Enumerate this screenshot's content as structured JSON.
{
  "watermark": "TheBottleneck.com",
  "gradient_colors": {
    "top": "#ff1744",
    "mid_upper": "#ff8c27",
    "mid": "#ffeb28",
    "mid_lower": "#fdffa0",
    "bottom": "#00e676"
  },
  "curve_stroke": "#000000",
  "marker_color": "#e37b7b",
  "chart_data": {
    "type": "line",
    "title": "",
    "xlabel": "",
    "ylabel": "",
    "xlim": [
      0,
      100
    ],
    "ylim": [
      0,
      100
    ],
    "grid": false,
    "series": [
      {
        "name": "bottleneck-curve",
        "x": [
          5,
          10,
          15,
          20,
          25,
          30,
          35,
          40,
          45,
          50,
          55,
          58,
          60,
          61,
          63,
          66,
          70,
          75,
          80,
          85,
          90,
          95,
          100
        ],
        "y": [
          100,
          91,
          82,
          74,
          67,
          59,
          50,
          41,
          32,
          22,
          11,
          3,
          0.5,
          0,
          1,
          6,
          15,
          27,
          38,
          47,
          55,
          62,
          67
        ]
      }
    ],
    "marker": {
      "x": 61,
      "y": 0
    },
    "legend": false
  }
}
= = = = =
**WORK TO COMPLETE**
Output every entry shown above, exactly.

**EXPECTED ANSWER**
Enumerate this screenshot's content as structured JSON.
{
  "watermark": "TheBottleneck.com",
  "gradient_colors": {
    "top": "#ff1744",
    "mid_upper": "#ff8c27",
    "mid": "#ffeb28",
    "mid_lower": "#fdffa0",
    "bottom": "#00e676"
  },
  "curve_stroke": "#000000",
  "marker_color": "#e37b7b",
  "chart_data": {
    "type": "line",
    "title": "",
    "xlabel": "",
    "ylabel": "",
    "xlim": [
      0,
      100
    ],
    "ylim": [
      0,
      100
    ],
    "grid": false,
    "series": [
      {
        "name": "bottleneck-curve",
        "x": [
          5,
          10,
          15,
          20,
          25,
          30,
          35,
          40,
          45,
          50,
          55,
          58,
          60,
          61,
          63,
          66,
          70,
          75,
          80,
          85,
          90,
          95,
          100
        ],
        "y": [
          100,
          91,
          82,
          74,
          67,
          59,
          50,
          41,
          32,
          22,
          11,
          3,
          0.5,
          0,
          1,
          6,
          15,
          27,
          38,
          47,
          55,
          62,
          67
        ]
      }
    ],
    "marker": {
      "x": 61,
      "y": 0
    },
    "legend": false
  }
}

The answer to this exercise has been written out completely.